9000 BC: At Celilo, trade thrives as the salmon run

Celilo, a village on what is now called the Columbia River, bustles during salmon runs. Each year, salmon swimming upstream to spawn turn the river, between present-day Washington and Oregon, silver with fish. Fishermen standing on rocks spear or net fish that can weigh 40 to 50 pounds each. Women dry the catch for storage and trade, and Celilo becomes a market with exotic goods from hundreds of miles away for sale. Today, oral histories and archaeological records say that this fishery fed many area tribes.

Oral histories recount stories of Celilo, where the river falls for over a mile, its water thundering between cliffs that rise hundreds of feet above, so that fishermen must shout to be heard. While the men fish, young women and boys haul the catch to the women drying it for storage and transport, and for sale. When the salmon are running, Celilo becomes a cosmopolitan center where people can trade for buffalo bones from grasslands more than 1,000 miles east, or dentalium seashells collected 600 miles northwest on an island now called Vancouver. Extended families gather from every direction; the population grows to thousands. Everyone eats well. The salmon chief governs when fishing starts and pauses fishing at dusk for the fishermen's safety and so that the salmon can run all night. It is his job to make sure that the fishery is bountiful for future generations.

Land and Water
Northwest Coast

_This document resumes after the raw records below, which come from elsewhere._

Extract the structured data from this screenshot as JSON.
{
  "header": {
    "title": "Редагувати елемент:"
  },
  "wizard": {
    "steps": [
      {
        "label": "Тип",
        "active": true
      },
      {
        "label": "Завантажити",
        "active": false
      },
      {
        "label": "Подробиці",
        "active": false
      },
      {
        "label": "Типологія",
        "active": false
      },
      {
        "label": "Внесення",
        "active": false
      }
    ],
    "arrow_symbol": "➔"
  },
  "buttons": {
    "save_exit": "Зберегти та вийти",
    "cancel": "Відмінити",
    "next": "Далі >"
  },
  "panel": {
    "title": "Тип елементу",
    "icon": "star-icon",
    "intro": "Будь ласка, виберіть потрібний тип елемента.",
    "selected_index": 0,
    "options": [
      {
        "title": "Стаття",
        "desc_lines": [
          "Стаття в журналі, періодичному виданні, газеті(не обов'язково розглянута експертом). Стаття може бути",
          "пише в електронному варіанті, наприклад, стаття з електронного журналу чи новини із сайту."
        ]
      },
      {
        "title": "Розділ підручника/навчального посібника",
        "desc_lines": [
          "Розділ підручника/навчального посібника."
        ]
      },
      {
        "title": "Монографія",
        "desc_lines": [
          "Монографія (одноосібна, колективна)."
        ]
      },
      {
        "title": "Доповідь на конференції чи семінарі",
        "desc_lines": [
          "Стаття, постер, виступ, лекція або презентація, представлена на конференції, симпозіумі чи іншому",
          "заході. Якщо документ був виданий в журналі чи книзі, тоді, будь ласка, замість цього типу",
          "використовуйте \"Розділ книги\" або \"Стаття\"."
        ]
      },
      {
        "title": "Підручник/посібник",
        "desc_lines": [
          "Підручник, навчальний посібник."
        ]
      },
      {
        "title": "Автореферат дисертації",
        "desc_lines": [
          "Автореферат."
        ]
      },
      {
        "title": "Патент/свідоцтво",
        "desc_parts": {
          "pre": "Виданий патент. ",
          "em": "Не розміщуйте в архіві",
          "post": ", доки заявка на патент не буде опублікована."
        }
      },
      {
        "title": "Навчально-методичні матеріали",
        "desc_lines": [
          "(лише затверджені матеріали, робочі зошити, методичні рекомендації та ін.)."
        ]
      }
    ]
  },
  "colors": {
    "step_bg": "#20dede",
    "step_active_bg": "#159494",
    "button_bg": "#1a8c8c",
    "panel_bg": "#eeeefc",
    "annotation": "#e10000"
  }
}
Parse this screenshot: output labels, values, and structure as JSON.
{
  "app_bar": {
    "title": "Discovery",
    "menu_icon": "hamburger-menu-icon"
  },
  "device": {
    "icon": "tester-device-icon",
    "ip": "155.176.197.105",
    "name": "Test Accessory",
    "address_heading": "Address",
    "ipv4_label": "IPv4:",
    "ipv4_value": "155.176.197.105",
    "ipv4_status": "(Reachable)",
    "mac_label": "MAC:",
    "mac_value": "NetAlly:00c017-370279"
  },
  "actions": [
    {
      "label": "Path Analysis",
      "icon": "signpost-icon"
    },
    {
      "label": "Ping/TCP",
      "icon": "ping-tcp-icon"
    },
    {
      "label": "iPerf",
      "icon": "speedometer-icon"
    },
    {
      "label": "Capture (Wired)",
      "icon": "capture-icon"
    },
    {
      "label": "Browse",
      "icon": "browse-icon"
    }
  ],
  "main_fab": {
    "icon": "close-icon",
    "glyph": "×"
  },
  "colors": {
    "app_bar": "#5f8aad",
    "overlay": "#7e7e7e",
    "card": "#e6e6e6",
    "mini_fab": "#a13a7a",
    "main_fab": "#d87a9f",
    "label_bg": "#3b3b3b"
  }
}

Site of Celilo, a trading center on what is now called the Columbia River. The falls were obliterated after construction of the Dalles Dam in 1956–1957.

Courtesy Washington Historical Society